Note that in order to log into a Fossil server, it is necessary to write information into the repository database. Hence, login is not possible on a Fossil repository with a read-only database file.
A different authentication mechanism is used when one repository wants to sync (or push or pull or clone) another repository. When two repositories are syncing, the one that initiates the transaction is the client and the repository that responds is the server. The client works by sending HTTP requests to the server with a method of "xfer" and a content-type of "application/x-fossil". The content is Zlib-compressed text consisting of "cards" of instructions. The first card of this content is a "login" card responsible for authentication. The login card contains the login name of the user and a "signature" where the signature is the SHA1 hash of a nonce and the value of USER.PW. The nonce is the SHA1 hash of the remainder of the request content after the newline (ASCII 14) character that terminates the login card.
Using this approach, the USER.PW value is treated as a shared secret between the client and server. The USER.PW value is never sent over the wire, but the protocol establishes that both client and server know the value of USER.PW. Furthermore, the use of a SHA1 hash over the entire message prevents an attacker from sniffing a valid login from a legitimate users and then replaying the message modified content.
If the USER.PW on the server holds a cleartext password, then the server will also accept a login-card signature that is constructed using either the cleartext password or the SHA1 hash of the password. This means that when USER.PW holds a cleartext password, the login card will work for both older and newer clients. If the USER.PW on the server only holds the SHA1 hash of the password, then only newer clients will be able to authenticate to the server.
The client normally gets the login and password from the "remote URL".
For older clients, the password is used for the shared secret as stated in the URL and with no encoding. For newer clients, the shared secret is derived from the password by transformed the password using the SHA1 hash encoding described above.

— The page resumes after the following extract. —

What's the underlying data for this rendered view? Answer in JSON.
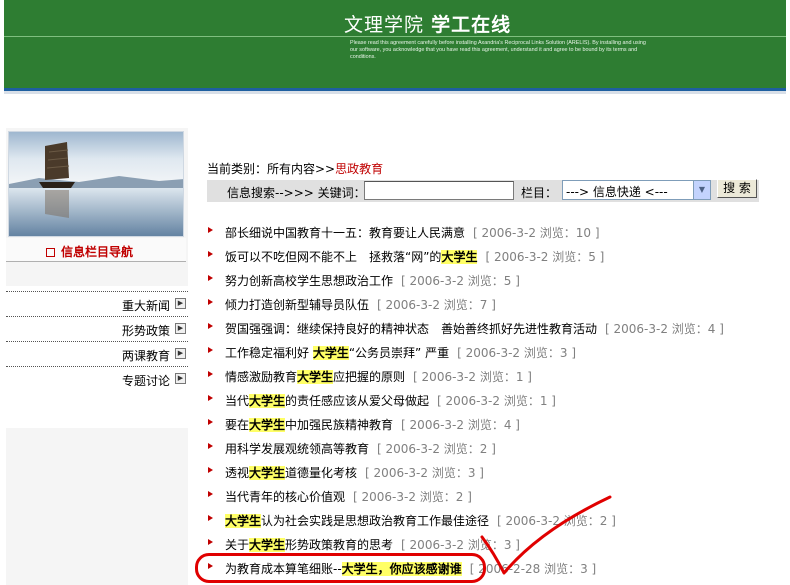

However, if the first character of the password is "*" (ASCII 0x2a) then the "*" is skipped and the rest of the password is used directly as the share secret without the SHA1 encoding.
This *-before-the-password trick can be used by newer clients to sync against a legacy server that does not understand the new SHA1 password encoding.